Skip to main content

Ordnance Survey Maps All Set To Go Online For Free

The ‘Free Our Data’ campaign, which began in March 2006, proved a success as Gordon Brown, at a seminar on making public data public at Downing Street, announced that the government plans to make the Ordnance Survey maps free for use online by any organisation.

Under the plan, Mid-range maps, with resolutions from 1:10,000 upwards, will be made available for re-use, said the Prime Minister.

Sir Tim Berners-Lee, the creator of the World Wide Web, who was also present at the seminar, thanked the Prime Minister for making this happen and said that the ‘derived data’ problem, under which the Ordnance Survey (OS) automatically gets rights to any intellectual property created by the OS maps, has also been taken care of under the new terms of use.

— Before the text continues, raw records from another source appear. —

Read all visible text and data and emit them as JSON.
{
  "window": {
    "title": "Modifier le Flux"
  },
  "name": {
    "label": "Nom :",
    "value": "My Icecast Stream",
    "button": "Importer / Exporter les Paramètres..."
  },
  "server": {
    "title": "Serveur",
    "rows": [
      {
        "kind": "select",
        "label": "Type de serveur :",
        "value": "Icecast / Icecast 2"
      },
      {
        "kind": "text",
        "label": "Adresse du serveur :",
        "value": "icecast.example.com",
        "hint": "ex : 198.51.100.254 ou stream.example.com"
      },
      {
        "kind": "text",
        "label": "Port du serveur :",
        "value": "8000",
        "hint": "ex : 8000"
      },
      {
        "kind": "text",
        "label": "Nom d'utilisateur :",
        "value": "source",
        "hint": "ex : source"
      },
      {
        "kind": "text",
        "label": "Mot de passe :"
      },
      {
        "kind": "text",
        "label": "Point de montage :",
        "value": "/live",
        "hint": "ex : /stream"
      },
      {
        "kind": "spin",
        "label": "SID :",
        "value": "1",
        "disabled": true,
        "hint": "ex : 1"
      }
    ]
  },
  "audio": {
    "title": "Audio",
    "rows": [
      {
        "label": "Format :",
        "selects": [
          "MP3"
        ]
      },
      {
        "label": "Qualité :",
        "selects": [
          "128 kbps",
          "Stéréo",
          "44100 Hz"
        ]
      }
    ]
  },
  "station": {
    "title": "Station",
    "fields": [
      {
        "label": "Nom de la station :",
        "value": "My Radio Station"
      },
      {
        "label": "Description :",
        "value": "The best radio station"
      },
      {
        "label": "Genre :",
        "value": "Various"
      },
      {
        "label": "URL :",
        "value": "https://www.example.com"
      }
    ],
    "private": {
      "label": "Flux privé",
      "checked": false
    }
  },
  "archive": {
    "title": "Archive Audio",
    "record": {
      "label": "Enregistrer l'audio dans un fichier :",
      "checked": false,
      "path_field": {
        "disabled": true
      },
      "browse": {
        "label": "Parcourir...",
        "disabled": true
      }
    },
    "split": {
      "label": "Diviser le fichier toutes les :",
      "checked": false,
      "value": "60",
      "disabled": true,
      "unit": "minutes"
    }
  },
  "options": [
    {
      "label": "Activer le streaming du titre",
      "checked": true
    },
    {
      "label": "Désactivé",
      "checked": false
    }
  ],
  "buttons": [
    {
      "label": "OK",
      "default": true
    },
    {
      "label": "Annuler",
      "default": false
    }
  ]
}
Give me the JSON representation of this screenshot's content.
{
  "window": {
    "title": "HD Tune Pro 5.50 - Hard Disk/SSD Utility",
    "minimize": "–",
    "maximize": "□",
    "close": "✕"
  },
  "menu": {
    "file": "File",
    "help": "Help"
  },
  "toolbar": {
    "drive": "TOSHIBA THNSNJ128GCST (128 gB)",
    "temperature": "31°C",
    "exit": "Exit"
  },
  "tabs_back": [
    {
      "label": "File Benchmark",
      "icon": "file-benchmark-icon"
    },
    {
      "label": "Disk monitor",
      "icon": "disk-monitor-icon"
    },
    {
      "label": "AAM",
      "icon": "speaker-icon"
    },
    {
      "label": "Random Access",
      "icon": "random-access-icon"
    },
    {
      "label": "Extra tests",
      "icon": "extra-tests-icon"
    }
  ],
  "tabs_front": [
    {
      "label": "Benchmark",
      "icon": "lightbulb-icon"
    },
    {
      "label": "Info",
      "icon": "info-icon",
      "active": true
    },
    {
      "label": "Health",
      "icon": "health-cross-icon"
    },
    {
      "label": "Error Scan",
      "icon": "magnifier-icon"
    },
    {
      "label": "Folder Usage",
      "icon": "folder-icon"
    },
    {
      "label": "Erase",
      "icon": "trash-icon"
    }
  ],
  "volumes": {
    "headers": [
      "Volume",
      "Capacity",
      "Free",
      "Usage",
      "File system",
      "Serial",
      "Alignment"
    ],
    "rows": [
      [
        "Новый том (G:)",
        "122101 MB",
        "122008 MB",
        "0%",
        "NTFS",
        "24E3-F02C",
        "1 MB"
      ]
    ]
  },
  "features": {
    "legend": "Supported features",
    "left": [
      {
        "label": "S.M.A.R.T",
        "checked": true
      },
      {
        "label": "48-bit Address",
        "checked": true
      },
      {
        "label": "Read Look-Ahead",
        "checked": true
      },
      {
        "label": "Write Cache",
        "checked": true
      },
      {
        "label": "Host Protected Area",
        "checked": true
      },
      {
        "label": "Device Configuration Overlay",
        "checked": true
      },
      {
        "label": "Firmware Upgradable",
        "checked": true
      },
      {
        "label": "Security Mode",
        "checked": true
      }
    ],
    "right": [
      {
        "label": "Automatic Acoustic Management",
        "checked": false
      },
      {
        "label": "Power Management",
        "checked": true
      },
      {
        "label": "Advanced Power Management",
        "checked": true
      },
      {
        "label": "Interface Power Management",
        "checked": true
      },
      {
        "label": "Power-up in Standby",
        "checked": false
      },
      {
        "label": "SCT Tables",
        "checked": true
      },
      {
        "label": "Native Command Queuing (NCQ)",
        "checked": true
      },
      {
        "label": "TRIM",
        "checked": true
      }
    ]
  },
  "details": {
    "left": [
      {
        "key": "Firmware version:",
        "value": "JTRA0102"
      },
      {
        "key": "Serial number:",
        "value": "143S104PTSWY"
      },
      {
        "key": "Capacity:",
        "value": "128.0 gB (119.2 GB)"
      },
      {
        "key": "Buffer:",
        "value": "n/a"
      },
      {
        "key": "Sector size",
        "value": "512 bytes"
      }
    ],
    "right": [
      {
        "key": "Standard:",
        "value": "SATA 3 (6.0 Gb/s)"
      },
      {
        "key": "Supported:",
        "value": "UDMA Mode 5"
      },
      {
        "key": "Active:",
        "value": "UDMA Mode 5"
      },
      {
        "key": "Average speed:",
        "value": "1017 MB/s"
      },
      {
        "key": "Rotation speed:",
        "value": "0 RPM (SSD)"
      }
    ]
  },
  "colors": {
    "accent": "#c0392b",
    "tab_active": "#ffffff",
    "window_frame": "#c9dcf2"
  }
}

Although OS maps are quite respected for their impeccable quality, the price of viewing them online and the ramifications involved in licensing of the maps has been a major hurdle for new entrepreneurs.

The decision to make public data freely accessible, comes under the public service reforms beneath the banner of "Smarter Government" campaign initiated by the Labour government, which by the looks of it, has recognized this move as a potential vote-winner.

Désiré has been musing and writing about technology during a career spanning four decades. He dabbled in website building and web hosting when DHTML and frames were en vogue and started writing about the impact of technology on society just before the start of the Y2K hysteria at the turn of the last millennium. Following an eight-year stint at where he discovered the joys of global tech-fests, Désiré now heads up TechRadar Pro. Previously he was a freelance technology journalist at Incisive Media, Breakthrough Publishing and Vnunet, and Business Magazine. He also launched and hosted the first Tech Radio Show on Radio Plus.